Even though captivity may be helpful, the wild is the ideal habitat to be for Bottlenose dolphins. Bottlenose dolphins are able to communicate with a “unique ‘signature whistle’ which they often use when communicating with others” (“Ric O’Barry’s Dolphin Project “). When taken out of the wild, Bottlenose dolphins are removed from their groups and are no longer able to use their “signature whistle”. This gives them an easy way to communicate with other Bottlenose dolphins when there is food or prey (Johnson 24). In the book, Dolphin Rescue True-Life Stories, the Bottlenose dolphins, Tom and Misha would get excited about a school of fish nearby or warn each other about boats that are approaching by using these “whistles”. Bottlenose dolphins love to swim around and dive. They are as fast as three miles an hour (Johnson 70). Bottlenose dolphins are very energetic and active and are born to be able to swim around in the wild. These dolphins have the best life in the wild.
Overall, many people have different views on Bottlenose dolphins in wild and captivity. There are many distinctions between the wild and captivity. When people go to aquariums this thought isn’t always going through their mind.
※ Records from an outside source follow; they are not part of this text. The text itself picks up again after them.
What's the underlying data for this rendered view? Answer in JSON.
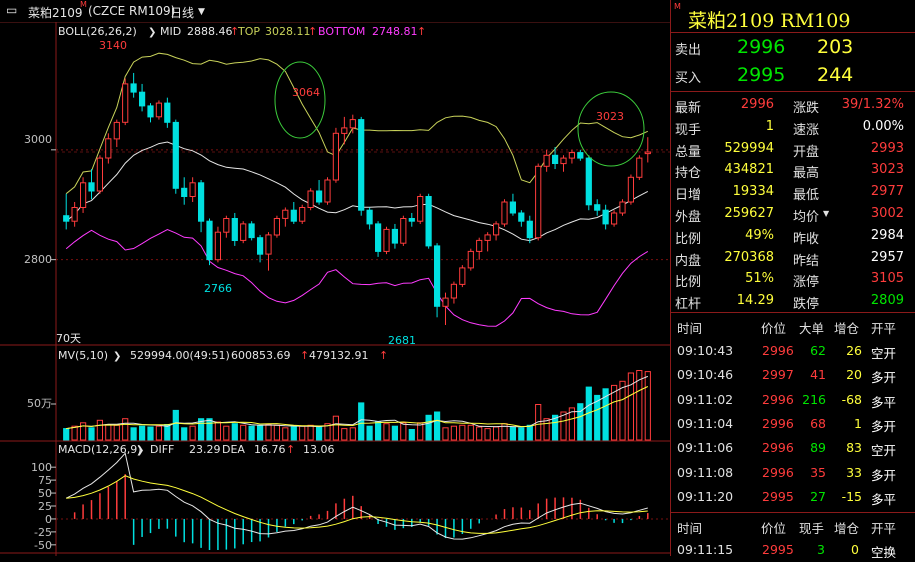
{
  "header": {
    "symbol_name": "菜粕2109",
    "symbol_code": "(CZCE RM109)",
    "period": "日线",
    "period_arrow": "▼"
  },
  "chart_data": [
    {
      "type": "candlestick",
      "title": "BOLL(26,26,2)",
      "indicators": {
        "MID": "2888.46",
        "TOP": "3028.11",
        "BOTTOM": "2748.81"
      },
      "ylabels": [
        "3000",
        "2800"
      ],
      "ylim": [
        2650,
        3200
      ],
      "annotations": [
        "3140",
        "3064",
        "3023",
        "2766",
        "2681"
      ],
      "bar_count_label": "70天",
      "candles": [
        [
          2880,
          2920,
          2855,
          2870
        ],
        [
          2870,
          2905,
          2860,
          2895
        ],
        [
          2895,
          2950,
          2885,
          2940
        ],
        [
          2940,
          2965,
          2910,
          2925
        ],
        [
          2925,
          2990,
          2920,
          2985
        ],
        [
          2985,
          3030,
          2975,
          3020
        ],
        [
          3020,
          3055,
          3005,
          3050
        ],
        [
          3050,
          3130,
          3045,
          3120
        ],
        [
          3120,
          3140,
          3095,
          3105
        ],
        [
          3105,
          3120,
          3070,
          3080
        ],
        [
          3080,
          3085,
          3050,
          3060
        ],
        [
          3060,
          3090,
          3055,
          3085
        ],
        [
          3085,
          3095,
          3040,
          3050
        ],
        [
          3050,
          3055,
          2920,
          2930
        ],
        [
          2930,
          2950,
          2900,
          2915
        ],
        [
          2915,
          2950,
          2905,
          2940
        ],
        [
          2940,
          2945,
          2850,
          2870
        ],
        [
          2870,
          2875,
          2790,
          2800
        ],
        [
          2800,
          2860,
          2795,
          2850
        ],
        [
          2850,
          2880,
          2840,
          2875
        ],
        [
          2875,
          2885,
          2825,
          2835
        ],
        [
          2835,
          2870,
          2830,
          2865
        ],
        [
          2865,
          2870,
          2835,
          2840
        ],
        [
          2840,
          2845,
          2795,
          2810
        ],
        [
          2810,
          2850,
          2780,
          2845
        ],
        [
          2845,
          2880,
          2840,
          2875
        ],
        [
          2875,
          2895,
          2860,
          2890
        ],
        [
          2890,
          2905,
          2865,
          2870
        ],
        [
          2870,
          2900,
          2865,
          2895
        ],
        [
          2895,
          2930,
          2890,
          2925
        ],
        [
          2925,
          2945,
          2900,
          2905
        ],
        [
          2905,
          2950,
          2900,
          2945
        ],
        [
          2945,
          3040,
          2940,
          3030
        ],
        [
          3030,
          3060,
          3010,
          3040
        ],
        [
          3040,
          3064,
          3030,
          3055
        ],
        [
          3055,
          3060,
          2880,
          2890
        ],
        [
          2890,
          2895,
          2855,
          2865
        ],
        [
          2865,
          2870,
          2805,
          2815
        ],
        [
          2815,
          2860,
          2810,
          2855
        ],
        [
          2855,
          2865,
          2820,
          2830
        ],
        [
          2830,
          2880,
          2825,
          2875
        ],
        [
          2875,
          2885,
          2860,
          2870
        ],
        [
          2870,
          2920,
          2865,
          2915
        ],
        [
          2915,
          2920,
          2820,
          2825
        ],
        [
          2825,
          2830,
          2695,
          2715
        ],
        [
          2715,
          2740,
          2681,
          2730
        ],
        [
          2730,
          2760,
          2720,
          2755
        ],
        [
          2755,
          2790,
          2750,
          2785
        ],
        [
          2785,
          2820,
          2780,
          2815
        ],
        [
          2815,
          2840,
          2800,
          2835
        ],
        [
          2835,
          2850,
          2815,
          2845
        ],
        [
          2845,
          2870,
          2835,
          2865
        ],
        [
          2865,
          2910,
          2860,
          2905
        ],
        [
          2905,
          2920,
          2880,
          2885
        ],
        [
          2885,
          2890,
          2860,
          2870
        ],
        [
          2870,
          2880,
          2830,
          2840
        ],
        [
          2840,
          2975,
          2835,
          2970
        ],
        [
          2970,
          3000,
          2960,
          2990
        ],
        [
          2990,
          3005,
          2965,
          2975
        ],
        [
          2975,
          2990,
          2960,
          2985
        ],
        [
          2985,
          3000,
          2975,
          2995
        ],
        [
          2995,
          3000,
          2980,
          2985
        ],
        [
          2985,
          2990,
          2890,
          2900
        ],
        [
          2900,
          2910,
          2880,
          2890
        ],
        [
          2890,
          2900,
          2855,
          2865
        ],
        [
          2865,
          2890,
          2860,
          2885
        ],
        [
          2885,
          2910,
          2880,
          2905
        ],
        [
          2905,
          2955,
          2900,
          2950
        ],
        [
          2950,
          2990,
          2945,
          2985
        ],
        [
          2993,
          3023,
          2977,
          2996
        ]
      ],
      "volume": {
        "title": "MV(5,10)",
        "value": "529994.00(49:51)",
        "ma5": "600853.69",
        "ma10": "479132.91",
        "ylabel": "50万"
      },
      "macd": {
        "title": "MACD(12,26,9)",
        "diff": "23.29",
        "dea": "16.76",
        "macd": "13.06",
        "ylabels": [
          "100",
          "75",
          "50",
          "25",
          "0",
          "-25",
          "-50"
        ]
      }
    }
  ],
  "quote": {
    "title": "菜粕2109  RM109",
    "ask_label": "卖出",
    "ask_price": "2996",
    "ask_vol": "203",
    "bid_label": "买入",
    "bid_price": "2995",
    "bid_vol": "244",
    "rows": [
      {
        "l1": "最新",
        "v1": "2996",
        "c1": "red",
        "l2": "涨跌",
        "v2": "39/1.32%",
        "c2": "red"
      },
      {
        "l1": "现手",
        "v1": "1",
        "c1": "yel",
        "l2": "速涨",
        "v2": "0.00%",
        "c2": "wht"
      },
      {
        "l1": "总量",
        "v1": "529994",
        "c1": "yel",
        "l2": "开盘",
        "v2": "2993",
        "c2": "red"
      },
      {
        "l1": "持仓",
        "v1": "434821",
        "c1": "yel",
        "l2": "最高",
        "v2": "3023",
        "c2": "red"
      },
      {
        "l1": "日增",
        "v1": "19334",
        "c1": "yel",
        "l2": "最低",
        "v2": "2977",
        "c2": "red"
      },
      {
        "l1": "外盘",
        "v1": "259627",
        "c1": "yel",
        "l2": "均价",
        "v2": "3002",
        "c2": "red"
      },
      {
        "l1": "比例",
        "v1": "49%",
        "c1": "yel",
        "l2": "昨收",
        "v2": "2984",
        "c2": "wht"
      },
      {
        "l1": "内盘",
        "v1": "270368",
        "c1": "yel",
        "l2": "昨结",
        "v2": "2957",
        "c2": "wht"
      },
      {
        "l1": "比例",
        "v1": "51%",
        "c1": "yel",
        "l2": "涨停",
        "v2": "3105",
        "c2": "red"
      },
      {
        "l1": "杠杆",
        "v1": "14.29",
        "c1": "yel",
        "l2": "跌停",
        "v2": "2809",
        "c2": "grn"
      }
    ]
  },
  "ticks": {
    "headers": [
      "时间",
      "价位",
      "大单",
      "增仓",
      "开平"
    ],
    "rows": [
      {
        "time": "09:10:43",
        "price": "2996",
        "vol": "62",
        "chg": "26",
        "type": "空开",
        "vc": "grn",
        "cc": "yel",
        "tc": "wht"
      },
      {
        "time": "09:10:46",
        "price": "2997",
        "vol": "41",
        "chg": "20",
        "type": "多开",
        "vc": "red",
        "cc": "yel",
        "tc": "wht"
      },
      {
        "time": "09:11:02",
        "price": "2996",
        "vol": "216",
        "chg": "-68",
        "type": "多平",
        "vc": "grn",
        "cc": "yel",
        "tc": "wht"
      },
      {
        "time": "09:11:04",
        "price": "2996",
        "vol": "68",
        "chg": "1",
        "type": "多开",
        "vc": "red",
        "cc": "yel",
        "tc": "wht"
      },
      {
        "time": "09:11:06",
        "price": "2996",
        "vol": "89",
        "chg": "83",
        "type": "空开",
        "vc": "grn",
        "cc": "yel",
        "tc": "wht"
      },
      {
        "time": "09:11:08",
        "price": "2996",
        "vol": "35",
        "chg": "33",
        "type": "多开",
        "vc": "red",
        "cc": "yel",
        "tc": "wht"
      },
      {
        "time": "09:11:20",
        "price": "2995",
        "vol": "27",
        "chg": "-15",
        "type": "多平",
        "vc": "grn",
        "cc": "yel",
        "tc": "wht"
      }
    ]
  },
  "ticks2": {
    "headers": [
      "时间",
      "价位",
      "现手",
      "增仓",
      "开平"
    ],
    "row": {
      "time": "09:11:15",
      "price": "2995",
      "vol": "3",
      "chg": "0",
      "type": "空换"
    }
  },
  "colors": {
    "up": "#ff3c3c",
    "down": "#00e0e0",
    "mid": "#e6e6e6",
    "top": "#c8d25a",
    "bottom": "#ff3cff",
    "grid": "#7a1010"
  }
}
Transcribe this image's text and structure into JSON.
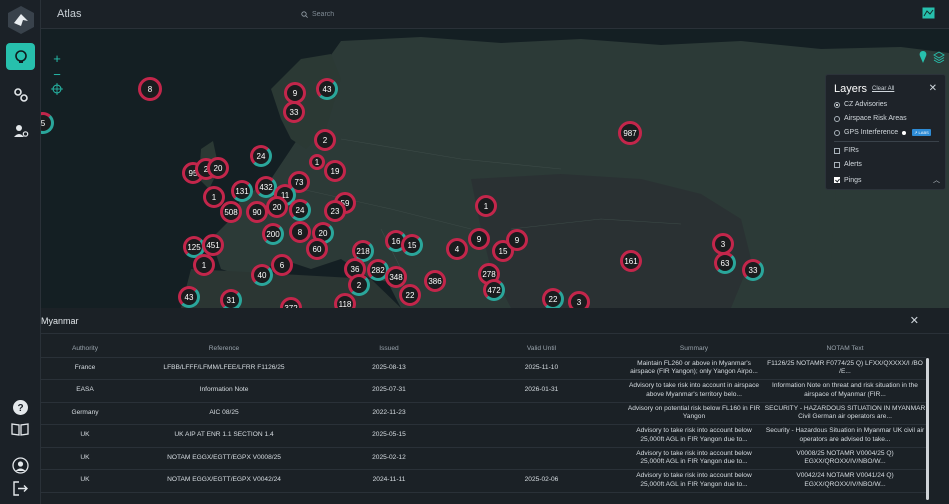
{
  "app": {
    "title": "Atlas"
  },
  "search": {
    "placeholder": "Search"
  },
  "colors": {
    "accent": "#27c0ad",
    "cluster_red": "#c3264b",
    "cluster_teal": "#2aa69b"
  },
  "sidebar": {
    "top_items": [
      {
        "icon": "lightbulb-icon",
        "active": true
      },
      {
        "icon": "gears-icon",
        "active": false
      },
      {
        "icon": "user-settings-icon",
        "active": false
      }
    ],
    "bottom_items": [
      {
        "icon": "help-icon"
      },
      {
        "icon": "book-icon"
      },
      {
        "icon": "account-icon"
      },
      {
        "icon": "logout-icon"
      }
    ]
  },
  "map": {
    "zoom_in": "+",
    "zoom_out": "−",
    "clusters": [
      "8",
      "9",
      "43",
      "5",
      "33",
      "2",
      "987",
      "24",
      "1",
      "19",
      "95",
      "2",
      "20",
      "73",
      "131",
      "432",
      "1",
      "11",
      "508",
      "90",
      "20",
      "24",
      "59",
      "23",
      "1",
      "200",
      "8",
      "20",
      "125",
      "451",
      "16",
      "15",
      "4",
      "9",
      "15",
      "9",
      "218",
      "60",
      "3",
      "63",
      "33",
      "1",
      "40",
      "6",
      "36",
      "282",
      "348",
      "161",
      "278",
      "2",
      "386",
      "472",
      "22",
      "43",
      "31",
      "372",
      "118",
      "22",
      "3"
    ]
  },
  "layers": {
    "title": "Layers",
    "clear_label": "Clear All",
    "items": [
      {
        "label": "CZ Advisories",
        "type": "radio",
        "on": true
      },
      {
        "label": "Airspace Risk Areas",
        "type": "radio",
        "on": false
      },
      {
        "label": "GPS Interference",
        "type": "radio",
        "on": false,
        "badge": "↗ LABS"
      },
      {
        "label": "FIRs",
        "type": "check",
        "on": false
      },
      {
        "label": "Alerts",
        "type": "check",
        "on": false
      },
      {
        "label": "Pings",
        "type": "check",
        "on": true
      }
    ]
  },
  "details": {
    "country": "Myanmar",
    "columns": [
      "Authority",
      "Reference",
      "Issued",
      "Valid Until",
      "Summary",
      "NOTAM Text"
    ],
    "rows": [
      {
        "authority": "France",
        "reference": "LFBB/LFFF/LFMM/LFEE/LFRR F1126/25",
        "issued": "2025-08-13",
        "valid_until": "2025-11-10",
        "summary": "Maintain FL260 or above in Myanmar's airspace (FIR Yangon); only Yangon Airpo...",
        "notam": "F1126/25 NOTAMR F0774/25 Q) LFXX/QXXXX/I /BO /E..."
      },
      {
        "authority": "EASA",
        "reference": "Information Note",
        "issued": "2025-07-31",
        "valid_until": "2026-01-31",
        "summary": "Advisory to take risk into account in airspace above Myanmar's territory belo...",
        "notam": "Information Note on threat and risk situation in the airspace of Myanmar (FIR..."
      },
      {
        "authority": "Germany",
        "reference": "AIC 08/25",
        "issued": "2022-11-23",
        "valid_until": "",
        "summary": "Advisory on potential risk below FL160 in FIR Yangon",
        "notam": "SECURITY - HAZARDOUS SITUATION IN MYANMAR Civil German air operators are..."
      },
      {
        "authority": "UK",
        "reference": "UK AIP AT ENR 1.1 SECTION 1.4",
        "issued": "2025-05-15",
        "valid_until": "",
        "summary": "Advisory to take risk into account below 25,000ft AGL in FIR Yangon due to...",
        "notam": "Security - Hazardous Situation in Myanmar UK civil air operators are advised to take..."
      },
      {
        "authority": "UK",
        "reference": "NOTAM EGGX/EGTT/EGPX V0008/25",
        "issued": "2025-02-12",
        "valid_until": "",
        "summary": "Advisory to take risk into account below 25,000ft AGL in FIR Yangon due to...",
        "notam": "V0008/25 NOTAMR V0004/25 Q) EGXX/QROXX/IV/NBO/W..."
      },
      {
        "authority": "UK",
        "reference": "NOTAM EGGX/EGTT/EGPX V0042/24",
        "issued": "2024-11-11",
        "valid_until": "2025-02-06",
        "summary": "Advisory to take risk into account below 25,000ft AGL in FIR Yangon due to...",
        "notam": "V0042/24 NOTAMR V0041/24 Q) EGXX/QROXX/IV/NBO/W..."
      }
    ]
  }
}
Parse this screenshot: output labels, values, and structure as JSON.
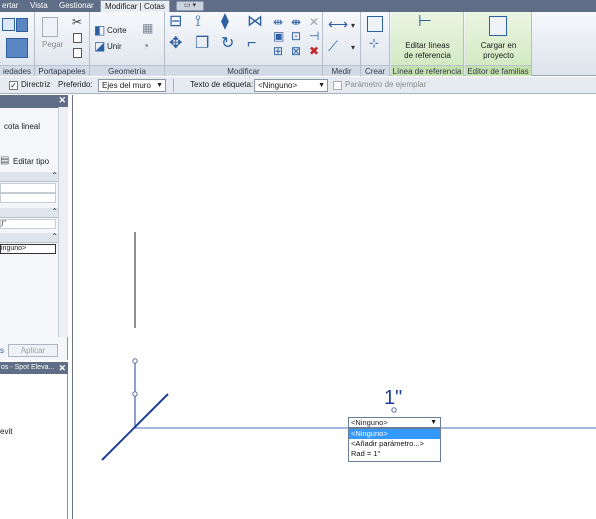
{
  "tabs": [
    {
      "label": "ertar",
      "active": false
    },
    {
      "label": "Vista",
      "active": false
    },
    {
      "label": "Gestionar",
      "active": false
    },
    {
      "label": "Modificar | Cotas",
      "active": true
    }
  ],
  "ribbon": {
    "panels": {
      "propiedades": "iedades",
      "portapapeles": "Portapapeles",
      "geometria": "Geometría",
      "modificar": "Modificar",
      "medir": "Medir",
      "crear": "Crear",
      "linea_referencia": "Línea de referencia",
      "editor_familias": "Editor de familias"
    },
    "buttons": {
      "pegar": "Pegar",
      "corte": "Corte",
      "unir": "Unir",
      "editar_lineas_1": "Editar líneas",
      "editar_lineas_2": "de referencia",
      "cargar_1": "Cargar en",
      "cargar_2": "proyecto"
    }
  },
  "options_bar": {
    "directriz_label": "Directriz",
    "directriz_checked": true,
    "preferido_label": "Preferido:",
    "preferido_value": "Ejes del muro",
    "etiqueta_label": "Texto de etiqueta:",
    "etiqueta_value": "<Ninguno>",
    "parametro_label": "Parámetro de ejemplar",
    "parametro_checked": false
  },
  "properties": {
    "type_text": "cota lineal",
    "edit_type": "Editar tipo",
    "row_value_1": ")\"",
    "row_value_2": "inguno>",
    "link_text": "s",
    "apply": "Aplicar"
  },
  "browser": {
    "title": "os - Spot Eleva...",
    "item": "evit"
  },
  "canvas": {
    "dimension_text": "1\"",
    "label_select": "<Ninguno>",
    "label_options": [
      "<Ninguno>",
      "<Añadir parámetro...>",
      "Rad = 1\""
    ],
    "selected_option": "<Ninguno>",
    "line_color": "#1f3f9a"
  }
}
They think “oh look at those cute animals”. It never occurs to them that these conditions may be hurting the Bottlenose dolphins. When you walk into an aquarium is the first thought in your mind, “would these dolphins be better than the wild?” Many people would say yes because the wild is perceived as a place where dolphins are “suppose” to be. But, captivity can keep Bottlenose dolphins away from diseases and pollution (“SeaWorld Parks and Entertainment”). Would you want to be held back from reaching your full potential? For Bottlenose dolphins this could be either living in the wild or living in captivity under the care of humans.